## BRIEF
Your job is to return every line in the data holding the string "chevron".
*** RECORDS PROVIDED
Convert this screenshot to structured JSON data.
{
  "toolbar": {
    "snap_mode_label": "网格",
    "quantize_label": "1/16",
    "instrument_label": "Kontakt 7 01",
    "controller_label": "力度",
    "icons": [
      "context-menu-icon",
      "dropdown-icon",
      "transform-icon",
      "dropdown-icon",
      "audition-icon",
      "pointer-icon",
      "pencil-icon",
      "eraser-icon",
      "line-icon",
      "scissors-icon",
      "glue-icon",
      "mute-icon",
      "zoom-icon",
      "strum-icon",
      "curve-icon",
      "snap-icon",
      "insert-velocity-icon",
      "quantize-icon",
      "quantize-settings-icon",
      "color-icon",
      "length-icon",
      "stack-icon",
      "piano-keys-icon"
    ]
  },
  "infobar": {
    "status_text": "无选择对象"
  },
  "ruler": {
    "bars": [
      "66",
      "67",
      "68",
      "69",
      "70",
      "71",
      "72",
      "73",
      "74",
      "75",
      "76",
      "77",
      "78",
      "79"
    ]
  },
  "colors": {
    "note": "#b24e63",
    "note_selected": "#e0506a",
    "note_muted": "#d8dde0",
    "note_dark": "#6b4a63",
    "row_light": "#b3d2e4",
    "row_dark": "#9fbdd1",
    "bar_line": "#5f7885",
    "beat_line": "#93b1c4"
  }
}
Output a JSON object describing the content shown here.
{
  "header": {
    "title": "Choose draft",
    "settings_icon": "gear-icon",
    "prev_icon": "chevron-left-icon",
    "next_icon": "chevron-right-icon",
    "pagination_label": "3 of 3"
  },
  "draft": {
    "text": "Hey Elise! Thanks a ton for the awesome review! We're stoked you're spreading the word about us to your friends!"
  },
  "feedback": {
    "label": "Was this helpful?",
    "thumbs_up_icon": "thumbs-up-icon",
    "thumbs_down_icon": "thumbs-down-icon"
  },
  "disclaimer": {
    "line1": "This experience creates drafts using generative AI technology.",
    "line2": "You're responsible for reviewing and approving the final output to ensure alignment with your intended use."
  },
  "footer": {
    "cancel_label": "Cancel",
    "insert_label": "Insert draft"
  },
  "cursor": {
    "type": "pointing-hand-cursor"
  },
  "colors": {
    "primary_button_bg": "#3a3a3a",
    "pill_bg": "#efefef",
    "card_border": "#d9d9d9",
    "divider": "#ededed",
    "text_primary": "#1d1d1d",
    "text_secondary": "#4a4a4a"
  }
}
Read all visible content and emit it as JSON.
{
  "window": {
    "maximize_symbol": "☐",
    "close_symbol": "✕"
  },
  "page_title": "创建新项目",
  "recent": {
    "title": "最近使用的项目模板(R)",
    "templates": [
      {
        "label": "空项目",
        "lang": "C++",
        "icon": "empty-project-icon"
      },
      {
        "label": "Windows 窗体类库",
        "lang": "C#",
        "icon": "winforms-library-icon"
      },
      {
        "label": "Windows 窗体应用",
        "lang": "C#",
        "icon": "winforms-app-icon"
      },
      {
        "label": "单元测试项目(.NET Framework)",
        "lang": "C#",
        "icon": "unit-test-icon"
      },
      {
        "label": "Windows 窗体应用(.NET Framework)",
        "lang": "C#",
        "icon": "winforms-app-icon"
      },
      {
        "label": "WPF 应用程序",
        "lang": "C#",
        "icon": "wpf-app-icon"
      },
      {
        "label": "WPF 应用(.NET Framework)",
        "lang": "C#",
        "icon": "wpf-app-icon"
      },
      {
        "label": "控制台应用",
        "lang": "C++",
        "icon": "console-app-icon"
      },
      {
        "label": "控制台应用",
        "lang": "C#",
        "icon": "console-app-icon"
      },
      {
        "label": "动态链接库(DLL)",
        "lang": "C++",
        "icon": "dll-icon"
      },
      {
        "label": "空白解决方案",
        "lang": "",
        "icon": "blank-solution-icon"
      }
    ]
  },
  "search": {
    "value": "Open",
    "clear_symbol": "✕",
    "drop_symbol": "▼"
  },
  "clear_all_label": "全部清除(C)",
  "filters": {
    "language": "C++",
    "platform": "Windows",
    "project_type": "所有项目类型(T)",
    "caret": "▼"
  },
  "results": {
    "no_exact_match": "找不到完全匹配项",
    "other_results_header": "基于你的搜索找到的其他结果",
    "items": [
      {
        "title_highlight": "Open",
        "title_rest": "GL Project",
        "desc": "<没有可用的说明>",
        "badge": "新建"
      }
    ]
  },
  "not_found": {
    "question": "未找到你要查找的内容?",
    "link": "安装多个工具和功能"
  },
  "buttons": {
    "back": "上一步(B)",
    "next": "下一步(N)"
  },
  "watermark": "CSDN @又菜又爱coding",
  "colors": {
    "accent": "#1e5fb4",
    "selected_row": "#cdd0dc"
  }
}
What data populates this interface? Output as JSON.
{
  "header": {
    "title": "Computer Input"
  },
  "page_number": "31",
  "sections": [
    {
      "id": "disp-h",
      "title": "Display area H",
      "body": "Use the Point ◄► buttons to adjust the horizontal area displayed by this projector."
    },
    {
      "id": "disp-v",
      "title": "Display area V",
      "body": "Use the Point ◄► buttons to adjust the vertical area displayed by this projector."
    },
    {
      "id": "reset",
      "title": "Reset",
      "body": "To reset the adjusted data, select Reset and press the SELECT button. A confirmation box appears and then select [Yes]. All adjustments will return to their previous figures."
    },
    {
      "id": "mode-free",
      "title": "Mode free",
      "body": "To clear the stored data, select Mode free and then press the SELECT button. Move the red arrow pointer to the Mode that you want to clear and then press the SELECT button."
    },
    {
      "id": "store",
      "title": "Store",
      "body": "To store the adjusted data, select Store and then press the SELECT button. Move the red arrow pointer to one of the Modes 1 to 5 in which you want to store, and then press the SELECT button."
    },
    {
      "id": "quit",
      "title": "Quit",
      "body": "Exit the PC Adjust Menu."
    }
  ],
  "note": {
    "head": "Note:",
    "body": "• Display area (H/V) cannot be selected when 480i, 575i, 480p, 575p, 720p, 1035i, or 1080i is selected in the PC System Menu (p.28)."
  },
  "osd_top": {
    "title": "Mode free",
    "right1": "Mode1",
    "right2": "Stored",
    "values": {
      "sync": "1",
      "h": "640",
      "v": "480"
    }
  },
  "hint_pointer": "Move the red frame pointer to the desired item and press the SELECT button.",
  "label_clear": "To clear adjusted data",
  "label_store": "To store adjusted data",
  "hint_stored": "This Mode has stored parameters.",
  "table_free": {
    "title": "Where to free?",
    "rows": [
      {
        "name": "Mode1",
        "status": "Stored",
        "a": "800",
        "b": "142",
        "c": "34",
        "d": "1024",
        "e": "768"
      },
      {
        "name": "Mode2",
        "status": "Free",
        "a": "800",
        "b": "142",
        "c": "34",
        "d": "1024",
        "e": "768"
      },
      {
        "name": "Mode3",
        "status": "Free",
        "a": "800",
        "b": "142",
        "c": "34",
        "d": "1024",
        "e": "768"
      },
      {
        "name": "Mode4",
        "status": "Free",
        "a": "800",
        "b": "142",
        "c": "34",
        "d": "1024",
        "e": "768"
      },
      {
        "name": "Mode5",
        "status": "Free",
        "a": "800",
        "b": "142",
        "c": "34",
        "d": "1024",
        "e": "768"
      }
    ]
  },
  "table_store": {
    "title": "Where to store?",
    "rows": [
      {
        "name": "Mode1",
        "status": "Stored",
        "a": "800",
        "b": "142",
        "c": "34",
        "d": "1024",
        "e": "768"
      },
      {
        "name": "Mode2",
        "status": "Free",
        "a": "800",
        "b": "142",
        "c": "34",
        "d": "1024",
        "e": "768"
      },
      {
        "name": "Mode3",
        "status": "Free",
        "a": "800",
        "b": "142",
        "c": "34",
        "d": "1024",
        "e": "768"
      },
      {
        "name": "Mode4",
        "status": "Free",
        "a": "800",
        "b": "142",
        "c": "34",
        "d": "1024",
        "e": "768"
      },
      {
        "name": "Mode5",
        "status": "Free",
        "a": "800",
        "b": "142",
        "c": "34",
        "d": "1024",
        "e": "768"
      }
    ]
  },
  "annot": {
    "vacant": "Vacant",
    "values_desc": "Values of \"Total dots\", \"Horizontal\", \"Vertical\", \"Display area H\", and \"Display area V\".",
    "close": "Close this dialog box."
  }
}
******
## SOLUTION
    "prev_icon": "chevron-left-icon",
    "next_icon": "chevron-right-icon",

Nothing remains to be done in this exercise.